I’m always a little surprised when people argue that Hoover should be sacrificed so their own favorite project can move forward. For one thing, it’s an awfully unsympathetic stance to take. Second, it’s effectively an admission that the new project is fiscally precarious; the listener may just decide that it’s the new project that needs to be cut. It would make a lot more sense to recognize that we can preserve our neighborhood schools and still pursue new projects, too.


Chris said...

There is also an argument floating around that if Hoover stays open, kids who go to Hoover East—students from the easternmost part of town—will have to end up at West High. This argument is so outlandish that I don’t even know where to begin. If anyone wants to spell out the logic, I’m happy to address it.

pooter said...

Sound reasoning as usual. Do you think the School Board which voted to close Hoover at the time knew of the secret plans for Hoover and City High that for some reason could not be revealed to the public?

Chris said...

Pooter -- I doubt there's a secret plan, but I suspect different people may have different designs on the property. Some supporters of the closure have persisted in making arguments about the number of parking spaces at City, so it's fair to assume that there is some support for a parking lot. Others are unhappy that some of City's sports facilities are over at Mercer Park, which doesn't strike me as worth closing a school for. Others probably can't get over the fact that the other high schools have more acreage, though even taking Hoover would just be a drop in the bucket in that regard.

Of course, just about any use of the property would cost money, yet there is no use indicated in the long-term spending (and bonding) plan. If they ever identify the planned use, that will mean that much more spending (and borrowing) attributable to the Hoover closure.

One thing we can assume: if they thought the property was going to be used for something that would have widespread popular support, they'd tell us the plan.

Chris said...

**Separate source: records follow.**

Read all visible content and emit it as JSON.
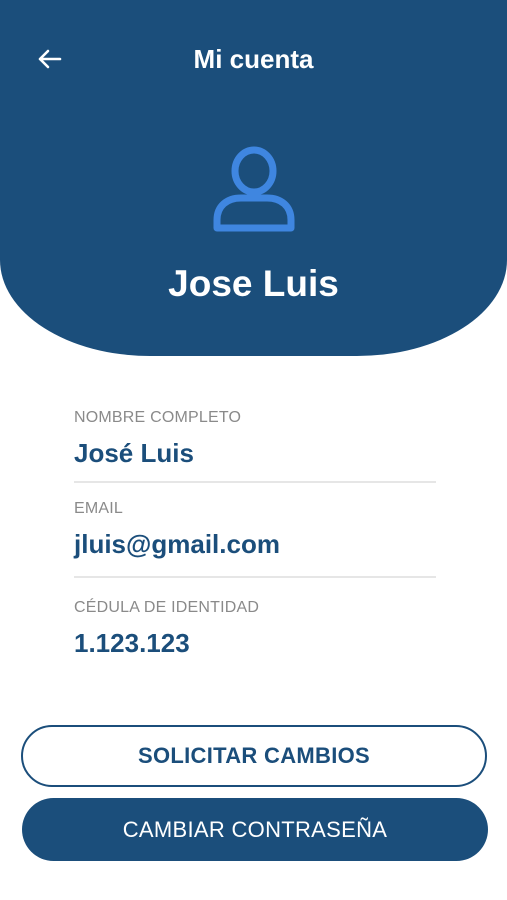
{
  "header": {
    "title": "Mi cuenta",
    "back_icon": "arrow-left-icon",
    "avatar_icon": "user-icon",
    "user_name": "Jose Luis"
  },
  "fields": [
    {
      "label": "NOMBRE COMPLETO",
      "value": "José Luis"
    },
    {
      "label": "EMAIL",
      "value": "jluis@gmail.com"
    },
    {
      "label": "CÉDULA DE IDENTIDAD",
      "value": "1.123.123"
    }
  ],
  "buttons": {
    "request_changes": "SOLICITAR CAMBIOS",
    "change_password": "CAMBIAR CONTRASEÑA"
  },
  "colors": {
    "primary": "#1b4e7b",
    "avatar_accent": "#3f86e0",
    "label_gray": "#8a8a8a",
    "divider": "#e6e6e6",
    "background": "#ffffff"
  }
}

Ah, I think I must see what the (still very outlandish) argument is: People are arguing that if Hoover stays open, the district won’t open Hoover East, and if Hoover East doesn’t open, kids from Windsor Ridge will have to go Alexander Elementary, and some of the high school boundary plans have Alexander going to West, so Windsor Ridge kids would end up at West. Where to begin?

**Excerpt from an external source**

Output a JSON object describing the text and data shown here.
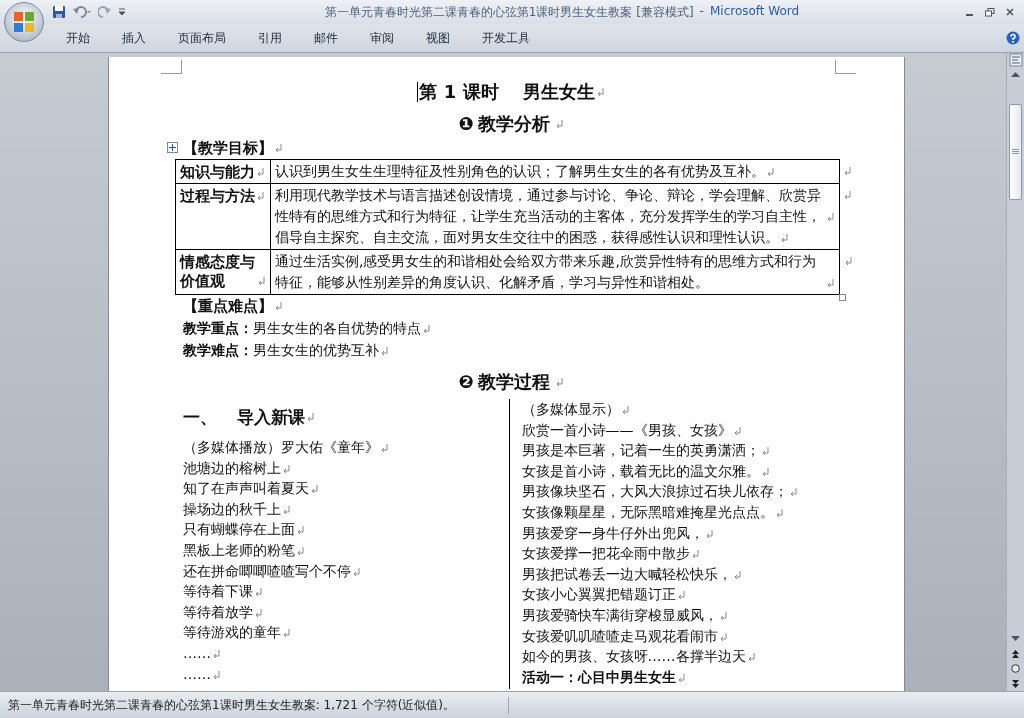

1. It’s not true that Hoover East can’t open unless Hoover closes. (See above post.)

2. Every plan that has sent Windsor Ridge to Alexander has done so only temporarily until Hoover East opens.

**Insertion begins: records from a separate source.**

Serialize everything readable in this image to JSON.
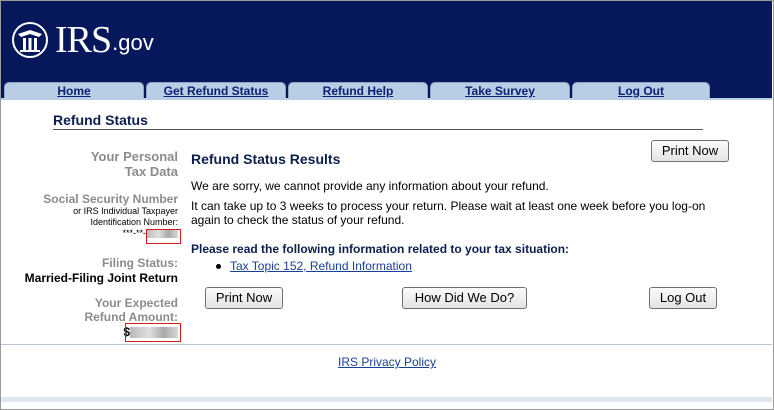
{
  "logo": {
    "irs": "IRS",
    "gov": ".gov"
  },
  "nav": {
    "tabs": [
      {
        "label": "Home"
      },
      {
        "label": "Get Refund Status"
      },
      {
        "label": "Refund Help"
      },
      {
        "label": "Take Survey"
      },
      {
        "label": "Log Out"
      }
    ]
  },
  "page_title": "Refund Status",
  "sidebar": {
    "heading_line1": "Your Personal",
    "heading_line2": "Tax Data",
    "ssn_label": "Social Security Number",
    "itin_line1": "or IRS Individual Taxpayer",
    "itin_line2": "Identification Number:",
    "ssn_prefix": "***-**-",
    "filing_status_label": "Filing Status:",
    "filing_status_value": "Married-Filing Joint Return",
    "refund_label_line1": "Your Expected",
    "refund_label_line2": "Refund Amount:",
    "refund_prefix": "$"
  },
  "results": {
    "title": "Refund Status Results",
    "message1": "We are sorry, we cannot provide any information about your refund.",
    "message2_line1": "It can take up to 3 weeks to process your return. Please wait at least one week before you log-on",
    "message2_line2": "again to check the status of your refund.",
    "info_heading": "Please read the following information related to your tax situation:",
    "topic_link": "Tax Topic 152, Refund Information"
  },
  "buttons": {
    "print_top": "Print Now",
    "print_bottom": "Print Now",
    "how_did_we_do": "How Did We Do?",
    "log_out": "Log Out"
  },
  "footer": {
    "privacy_link": "IRS Privacy Policy"
  },
  "colors": {
    "header_bg": "#06185b",
    "tab_bg": "#b9cde5",
    "title_color": "#0b1f4d",
    "redact_border": "#d11d1d"
  }
}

3. Every plan that has sent Windsor Ridge to Alexander has done so on the assumption that Windsor Ridge kids will eventually be in the Hoover East attendance area and go to City High.

4. No one on the board has ever proposed any plan that would send kids from the far east side of Iowa City to West High, nor would they, because such a plan would be insane.

If this is the kind of argument going around for closing Hoover, then Hoover’s future is bright.

Julie VanDyke said...

I've got a better potential explanation than that = every time the NCP and/or the East's aristocracy want something to happen they pull the fear card and terrorize the easy marks with fear tactics...notice how they pulled together on the community comment/public comment crackdown? I did. They wealthy aristocracy may join, gasp, on the same ticket when it suits them both to do so and/or when they may both want the same thing for different reasons. Don't drink the Kool-aid and fear is the mindkiller...

mariaconz said...

In my opinion, it's foolish to close inner-city neighborhood schools in favor of new schools in the suburbs. It's a sure way to kill a happy, productive neighborhood downtown.

The City of Iowa City council and Planning and Zoning Commission together with the school district appear to be colluding in the destruction of neighborhoods in downtown Iowa City and the segregation of minorities on the SE side.